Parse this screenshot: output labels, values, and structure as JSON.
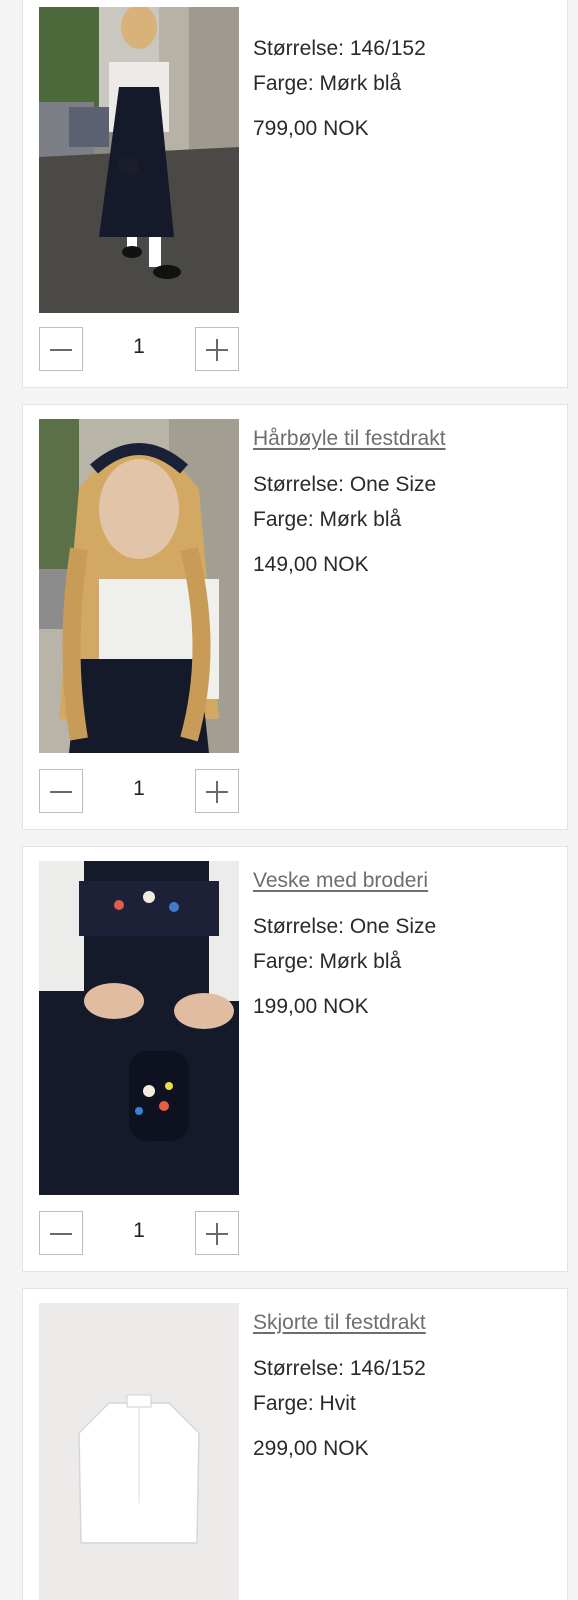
{
  "cart": {
    "items": [
      {
        "name": "",
        "size_label": "Størrelse: 146/152",
        "color_label": "Farge: Mørk blå",
        "price": "799,00 NOK",
        "quantity": "1",
        "image": "girl-in-dark-blue-dress-on-street-photo"
      },
      {
        "name": "Hårbøyle til festdrakt",
        "size_label": "Størrelse: One Size",
        "color_label": "Farge: Mørk blå",
        "price": "149,00 NOK",
        "quantity": "1",
        "image": "girl-with-blue-headband-photo"
      },
      {
        "name": "Veske med broderi",
        "size_label": "Størrelse: One Size",
        "color_label": "Farge: Mørk blå",
        "price": "199,00 NOK",
        "quantity": "1",
        "image": "embroidered-bag-photo"
      },
      {
        "name": "Skjorte til festdrakt",
        "size_label": "Størrelse: 146/152",
        "color_label": "Farge: Hvit",
        "price": "299,00 NOK",
        "quantity": "1",
        "image": "white-shirt-photo"
      }
    ]
  },
  "colors": {
    "card_bg": "#ffffff",
    "page_bg": "#f4f4f4",
    "link_text": "#6e6e6e",
    "dress_navy": "#161a2a"
  }
}
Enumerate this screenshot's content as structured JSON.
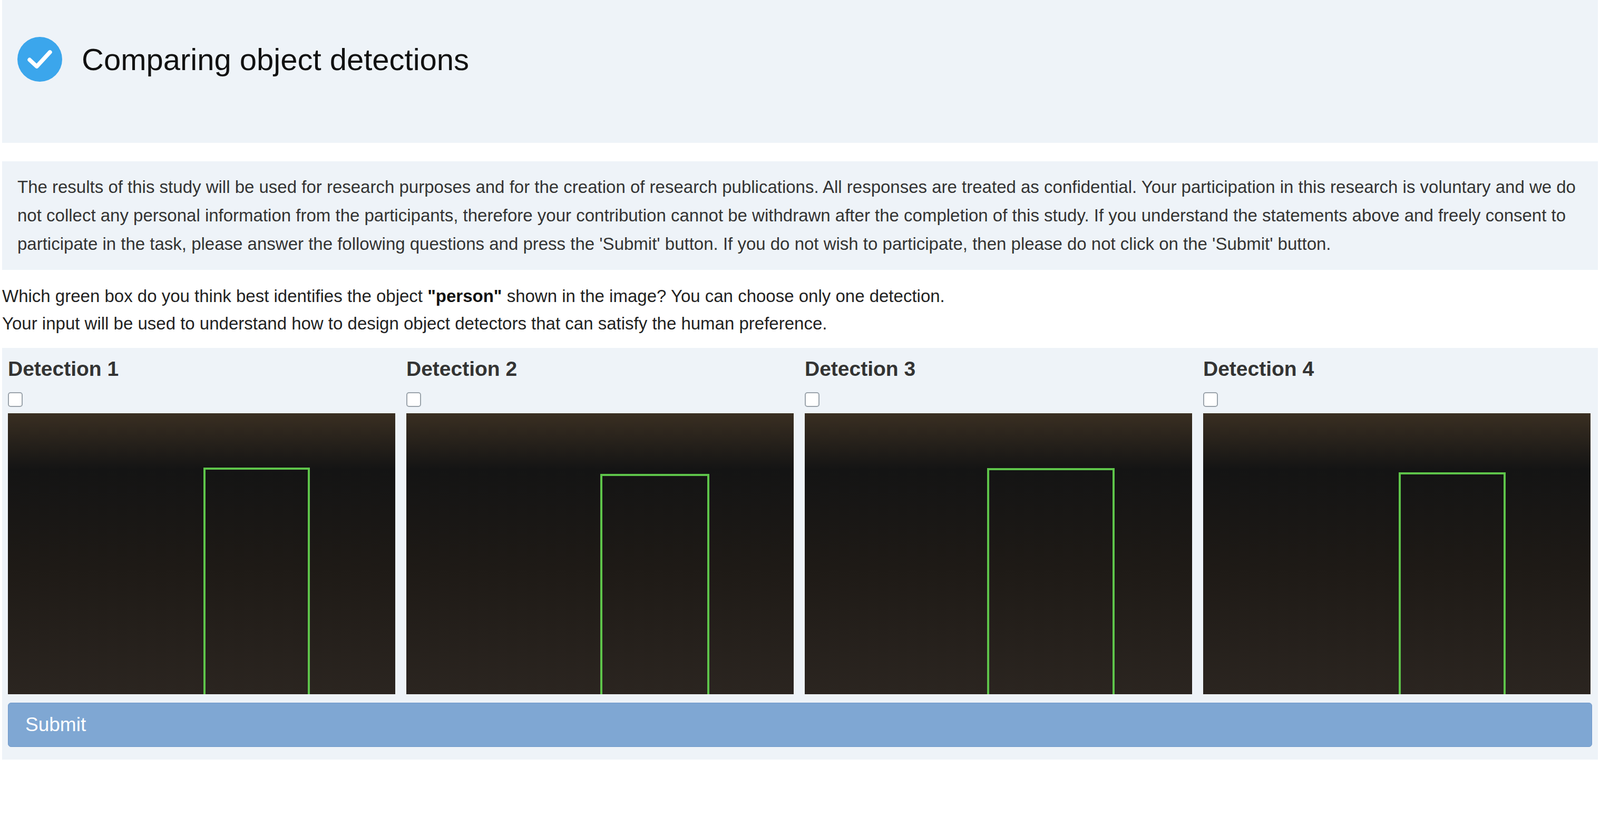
{
  "header": {
    "title": "Comparing object detections"
  },
  "consent": {
    "text": "The results of this study will be used for research purposes and for the creation of research publications. All responses are treated as confidential. Your participation in this research is voluntary and we do not collect any personal information from the participants, therefore your contribution cannot be withdrawn after the completion of this study. If you understand the statements above and freely consent to participate in the task, please answer the following questions and press the 'Submit' button. If you do not wish to participate, then please do not click on the 'Submit' button."
  },
  "question": {
    "before": "Which green box do you think best identifies the object ",
    "object": "\"person\"",
    "after": " shown in the image? You can choose only one detection.",
    "line2": "Your input will be used to understand how to design object detectors that can satisfy the human preference."
  },
  "detections": [
    {
      "label": "Detection 1",
      "checked": false
    },
    {
      "label": "Detection 2",
      "checked": false
    },
    {
      "label": "Detection 3",
      "checked": false
    },
    {
      "label": "Detection 4",
      "checked": false
    }
  ],
  "submit": {
    "label": "Submit",
    "disabled": true
  }
}
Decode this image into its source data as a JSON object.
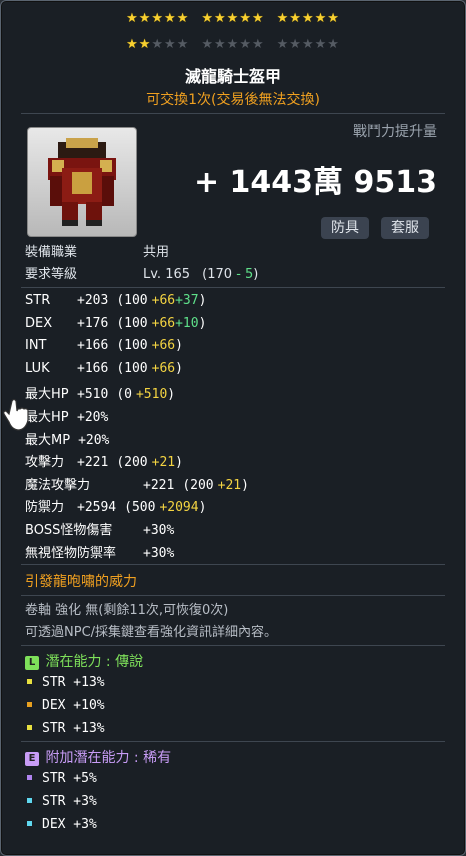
{
  "stars": {
    "rows": [
      [
        "on",
        "on",
        "on",
        "on",
        "on",
        " ",
        "on",
        "on",
        "on",
        "on",
        "on",
        " ",
        "on",
        "on",
        "on",
        "on",
        "on"
      ],
      [
        "on",
        "on",
        "off",
        "off",
        "off",
        " ",
        "off",
        "off",
        "off",
        "off",
        "off",
        " ",
        "off",
        "off",
        "off",
        "off",
        "off"
      ]
    ]
  },
  "item": {
    "name": "滅龍騎士盔甲",
    "tradable": "可交換1次(交易後無法交換)",
    "combat_power_label": "戰鬥力提升量",
    "combat_power_value": "+ 1443萬 9513",
    "tags": [
      "防具",
      "套服"
    ],
    "job_label": "裝備職業",
    "job_value": "共用",
    "req_label": "要求等級",
    "req_value": "Lv. 165",
    "req_paren_open": "(170",
    "req_minus": "- 5",
    "req_paren_close": ")"
  },
  "stats": [
    {
      "name": "STR",
      "total": "+203",
      "base": "(100",
      "add": "+66",
      "extra": "+37",
      "close": ")"
    },
    {
      "name": "DEX",
      "total": "+176",
      "base": "(100",
      "add": "+66",
      "extra": "+10",
      "close": ")"
    },
    {
      "name": "INT",
      "total": "+166",
      "base": "(100",
      "add": "+66",
      "extra": "",
      "close": ")"
    },
    {
      "name": "LUK",
      "total": "+166",
      "base": "(100",
      "add": "+66",
      "extra": "",
      "close": ")"
    },
    {
      "name": "最大HP",
      "total": "+510",
      "base": "(0",
      "add": "+510",
      "extra": "",
      "close": ")"
    },
    {
      "name": "最大HP",
      "total": "+20%",
      "base": "",
      "add": "",
      "extra": "",
      "close": ""
    },
    {
      "name": "最大MP",
      "total": "+20%",
      "base": "",
      "add": "",
      "extra": "",
      "close": ""
    },
    {
      "name": "攻擊力",
      "total": "+221",
      "base": "(200",
      "add": "+21",
      "extra": "",
      "close": ")"
    },
    {
      "name": "魔法攻擊力",
      "total": "+221",
      "base": "(200",
      "add": "+21",
      "extra": "",
      "close": ")"
    },
    {
      "name": "防禦力",
      "total": "+2594",
      "base": "(500",
      "add": "+2094",
      "extra": "",
      "close": ")"
    },
    {
      "name": "BOSS怪物傷害",
      "total": "+30%",
      "base": "",
      "add": "",
      "extra": "",
      "close": ""
    },
    {
      "name": "無視怪物防禦率",
      "total": "+30%",
      "base": "",
      "add": "",
      "extra": "",
      "close": ""
    }
  ],
  "soul": "引發龍咆嘯的威力",
  "scroll_line1": "卷軸 強化 無(剩餘11次,可恢復0次)",
  "scroll_line2": "可透過NPC/採集鍵查看強化資訊詳細內容。",
  "potential": {
    "badge": "L",
    "title": "潛在能力 : 傳說",
    "lines": [
      "STR +13%",
      "DEX +10%",
      "STR +13%"
    ],
    "dot_colors": [
      "#e8e040",
      "#e8a020",
      "#e8e040"
    ],
    "color": "#7ee05a"
  },
  "bonus_potential": {
    "badge": "E",
    "title": "附加潛在能力 : 稀有",
    "lines": [
      "STR +5%",
      "STR +3%",
      "DEX +3%"
    ],
    "dot_colors": [
      "#b084f0",
      "#60d8f0",
      "#60d8f0"
    ],
    "color": "#c89cf6"
  },
  "colors": {
    "gold": "#f8d030",
    "orange": "#f0a020",
    "yellow": "#f4d442",
    "green": "#5fe08a"
  }
}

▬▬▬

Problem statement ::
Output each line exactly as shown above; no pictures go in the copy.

Task solution ::
Parse this screenshot: output labels, values, and structure as JSON.
{
  "cart": {
    "items": [
      {
        "name": "",
        "size_label": "Størrelse: 146/152",
        "color_label": "Farge: Mørk blå",
        "price": "799,00 NOK",
        "quantity": "1",
        "image": "girl-in-dark-blue-dress-on-street-photo"
      },
      {
        "name": "Hårbøyle til festdrakt",
        "size_label": "Størrelse: One Size",
        "color_label": "Farge: Mørk blå",
        "price": "149,00 NOK",
        "quantity": "1",
        "image": "girl-with-blue-headband-photo"
      },
      {
        "name": "Veske med broderi",
        "size_label": "Størrelse: One Size",
        "color_label": "Farge: Mørk blå",
        "price": "199,00 NOK",
        "quantity": "1",
        "image": "embroidered-bag-photo"
      },
      {
        "name": "Skjorte til festdrakt",
        "size_label": "Størrelse: 146/152",
        "color_label": "Farge: Hvit",
        "price": "299,00 NOK",
        "quantity": "1",
        "image": "white-shirt-photo"
      }
    ]
  },
  "colors": {
    "card_bg": "#ffffff",
    "page_bg": "#f4f4f4",
    "link_text": "#6e6e6e",
    "dress_navy": "#161a2a"
  }
}
Enumerate this screenshot's content as structured JSON.
{
  "header": {
    "title": "Comparing object detections"
  },
  "consent": {
    "text": "The results of this study will be used for research purposes and for the creation of research publications. All responses are treated as confidential. Your participation in this research is voluntary and we do not collect any personal information from the participants, therefore your contribution cannot be withdrawn after the completion of this study. If you understand the statements above and freely consent to participate in the task, please answer the following questions and press the 'Submit' button. If you do not wish to participate, then please do not click on the 'Submit' button."
  },
  "question": {
    "before": "Which green box do you think best identifies the object ",
    "object": "\"person\"",
    "after": " shown in the image? You can choose only one detection.",
    "line2": "Your input will be used to understand how to design object detectors that can satisfy the human preference."
  },
  "detections": [
    {
      "label": "Detection 1",
      "checked": false
    },
    {
      "label": "Detection 2",
      "checked": false
    },
    {
      "label": "Detection 3",
      "checked": false
    },
    {
      "label": "Detection 4",
      "checked": false
    }
  ],
  "submit": {
    "label": "Submit",
    "disabled": true
  }
}
Decode this image into its source data as a JSON object.
{
  "stars": {
    "rows": [
      [
        "on",
        "on",
        "on",
        "on",
        "on",
        " ",
        "on",
        "on",
        "on",
        "on",
        "on",
        " ",
        "on",
        "on",
        "on",
        "on",
        "on"
      ],
      [
        "on",
        "on",
        "off",
        "off",
        "off",
        " ",
        "off",
        "off",
        "off",
        "off",
        "off",
        " ",
        "off",
        "off",
        "off",
        "off",
        "off"
      ]
    ]
  },
  "item": {
    "name": "滅龍騎士盔甲",
    "tradable": "可交換1次(交易後無法交換)",
    "combat_power_label": "戰鬥力提升量",
    "combat_power_value": "+ 1443萬 9513",
    "tags": [
      "防具",
      "套服"
    ],
    "job_label": "裝備職業",
    "job_value": "共用",
    "req_label": "要求等級",
    "req_value": "Lv. 165",
    "req_paren_open": "(170",
    "req_minus": "- 5",
    "req_paren_close": ")"
  },
  "stats": [
    {
      "name": "STR",
      "total": "+203",
      "base": "(100",
      "add": "+66",
      "extra": "+37",
      "close": ")"
    },
    {
      "name": "DEX",
      "total": "+176",
      "base": "(100",
      "add": "+66",
      "extra": "+10",
      "close": ")"
    },
    {
      "name": "INT",
      "total": "+166",
      "base": "(100",
      "add": "+66",
      "extra": "",
      "close": ")"
    },
    {
      "name": "LUK",
      "total": "+166",
      "base": "(100",
      "add": "+66",
      "extra": "",
      "close": ")"
    },
    {
      "name": "最大HP",
      "total": "+510",
      "base": "(0",
      "add": "+510",
      "extra": "",
      "close": ")"
    },
    {
      "name": "最大HP",
      "total": "+20%",
      "base": "",
      "add": "",
      "extra": "",
      "close": ""
    },
    {
      "name": "最大MP",
      "total": "+20%",
      "base": "",
      "add": "",
      "extra": "",
      "close": ""
    },
    {
      "name": "攻擊力",
      "total": "+221",
      "base": "(200",
      "add": "+21",
      "extra": "",
      "close": ")"
    },
    {
      "name": "魔法攻擊力",
      "total": "+221",
      "base": "(200",
      "add": "+21",
      "extra": "",
      "close": ")"
    },
    {
      "name": "防禦力",
      "total": "+2594",
      "base": "(500",
      "add": "+2094",
      "extra": "",
      "close": ")"
    },
    {
      "name": "BOSS怪物傷害",
      "total": "+30%",
      "base": "",
      "add": "",
      "extra": "",
      "close": ""
    },
    {
      "name": "無視怪物防禦率",
      "total": "+30%",
      "base": "",
      "add": "",
      "extra": "",
      "close": ""
    }
  ],
  "soul": "引發龍咆嘯的威力",
  "scroll_line1": "卷軸 強化 無(剩餘11次,可恢復0次)",
  "scroll_line2": "可透過NPC/採集鍵查看強化資訊詳細內容。",
  "potential": {
    "badge": "L",
    "title": "潛在能力 : 傳說",
    "lines": [
      "STR +13%",
      "DEX +10%",
      "STR +13%"
    ],
    "dot_colors": [
      "#e8e040",
      "#e8a020",
      "#e8e040"
    ],
    "color": "#7ee05a"
  },
  "bonus_potential": {
    "badge": "E",
    "title": "附加潛在能力 : 稀有",
    "lines": [
      "STR +5%",
      "STR +3%",
      "DEX +3%"
    ],
    "dot_colors": [
      "#b084f0",
      "#60d8f0",
      "#60d8f0"
    ],
    "color": "#c89cf6"
  },
  "colors": {
    "gold": "#f8d030",
    "orange": "#f0a020",
    "yellow": "#f4d442",
    "green": "#5fe08a"
  }
}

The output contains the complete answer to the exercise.